What about just waiting until the spring?
Why is the spring going to be any better?
Forgetting that you lose all the NFL talents who won’t be able to leave the college scene fast enough, what’s going to change?
It’s still a long shot that a vaccine will be ready. More directly, if the powers-that-be haven’t figured out how to do this over the last four months, what light bulb is going to turn on in February?
With that said – and PLEASE keep your dopey political opinions in your pocket – the one game-changer could be the election. There might be a very, very different set of rules, guidelines and national protocols to follow in 2021 depending on who wins.
While we’re on this, it’ll be fascinating to see how college football is about get politicized.
Don’t underestimate what a gigantic PR win it would be for the current administration and elected officials in football-mad states if there’s football being played in late October and early November, and don’t dismiss what a colossal political disaster it will be if there isn’t.
So why haven’t athletic directors been sharper about coming up with a plan?
1) There’s no Roger Goodell-type at the top to centralize everything, because 2) the NCAA has zero interest in getting into the liability game and is punting to the conferences, which means 3) the conferences have to deal with various schools and various states with various governors with various sets of rules.
You want to try figuring out college football at the immediate moment in Texas, or Arizona, or in several of the SEC states?
Ten FBS conferences, ten conference commissioners – that doesn’t include Notre Dame – and they’re all looking to not make a mistake.
And then there’s harsh reality of the biggest killer for the schools …
No fans in the stands.
There’s a thought that if there’s not enough money being made off of playing football, then there’s no real point in moving heaven and earth to get a season going.
The NFL makes most of its money off of TV revenue, marketing and licensing. Most college athletic departments sink or swim depending on the football attendance.
That’s why coaches are only truly on a hot seat if there’s a dip in the ticket sales – or in donations. A coach can keep losing, but as long as the butts are in the seats, he’s got a shot at sticking around.
Of course there’s TV revenue for the colleges if football is played, but it’s not nearly as big a deal as it is for the NFL.
Okay, so make the call. What’s really going to happen?
To end on a positive note, I really do think there will be college football, and I really do want to believe it can be done responsibly.
Once it’s really on, and everyone realizes what’s at stake, they’ll lock things down on their own.

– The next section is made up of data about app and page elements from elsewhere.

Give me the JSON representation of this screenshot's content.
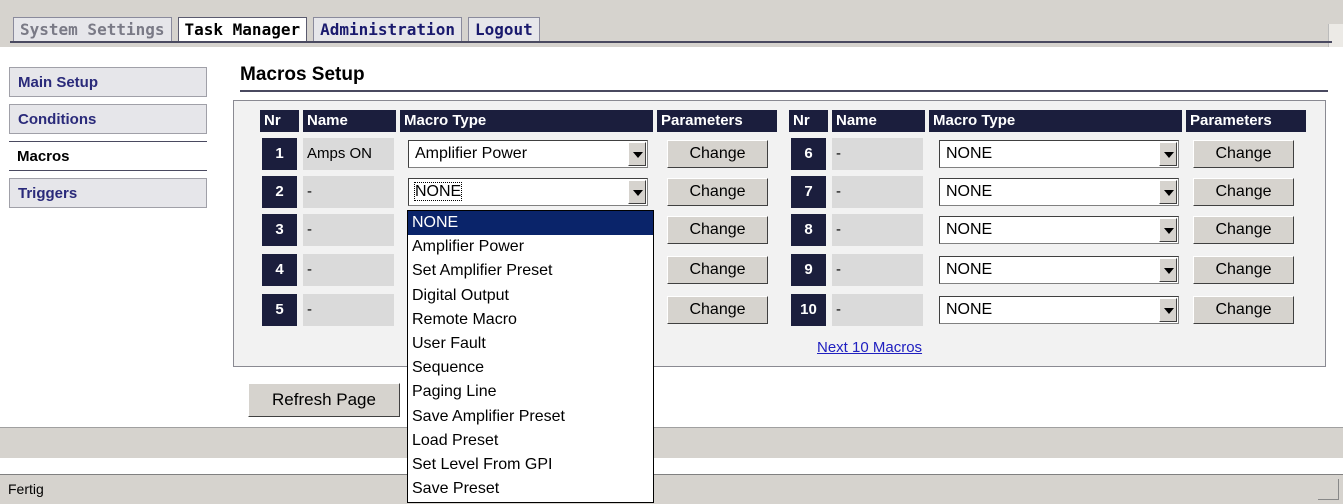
{
  "tabs": [
    "System Settings",
    "Task Manager",
    "Administration",
    "Logout"
  ],
  "sidebar": [
    "Main Setup",
    "Conditions",
    "Macros",
    "Triggers"
  ],
  "page_title": "Macros Setup",
  "headers": {
    "nr": "Nr",
    "name": "Name",
    "type": "Macro Type",
    "params": "Parameters"
  },
  "macros": [
    {
      "nr": "1",
      "name": "Amps ON",
      "type": "Amplifier Power",
      "action": "Change"
    },
    {
      "nr": "2",
      "name": "-",
      "type": "NONE",
      "action": "Change"
    },
    {
      "nr": "3",
      "name": "-",
      "type": "",
      "action": "Change"
    },
    {
      "nr": "4",
      "name": "-",
      "type": "",
      "action": "Change"
    },
    {
      "nr": "5",
      "name": "-",
      "type": "",
      "action": "Change"
    },
    {
      "nr": "6",
      "name": "-",
      "type": "NONE",
      "action": "Change"
    },
    {
      "nr": "7",
      "name": "-",
      "type": "NONE",
      "action": "Change"
    },
    {
      "nr": "8",
      "name": "-",
      "type": "NONE",
      "action": "Change"
    },
    {
      "nr": "9",
      "name": "-",
      "type": "NONE",
      "action": "Change"
    },
    {
      "nr": "10",
      "name": "-",
      "type": "NONE",
      "action": "Change"
    }
  ],
  "next_link": "Next 10 Macros",
  "refresh_label": "Refresh Page",
  "status": "Fertig",
  "dropdown_options": [
    "NONE",
    "Amplifier Power",
    "Set Amplifier Preset",
    "Digital Output",
    "Remote Macro",
    "User Fault",
    "Sequence",
    "Paging Line",
    "Save Amplifier Preset",
    "Load Preset",
    "Set Level From GPI",
    "Save Preset"
  ]
}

However, first get ready for the real gut-punch – few, if any, colleges will have undergraduate students back like normal.
What’s the worst possible idea on the planet right now? Take a smallish-to-midsized American town with limited hospital resources and bring in tens of thousands of people from all over the world to jam into confined spaces.
What do college kids do when they get away from home with a chance at freedom? One house party later, and uh oh.
Relating all of that to college football, conference commissioners can say there won’t be fall sports if the students aren’t back on campus, but not all schools are going have the same issues.
Indiana recently tested all the athletes on campus and didn’t get one positive result. Michigan retested everyone and had just the two positives from a few weeks before.
A college football season might have to be dealt with on a school-by-school, moment-by-moment basis, even within conferences.
Once we get to the 11th hour on the go or no-go for a launch – total guess here – watch out for one conference to go rogue and decide to keep things in-house with a league-only schedule – each conference will create its own set of protocols, rules and guidelines – and then everyone else will quickly follow, or not.
But it’ll happen. There’s going to be college football in some way.
It’s college. Everyone is cramming at the last moment for the exam.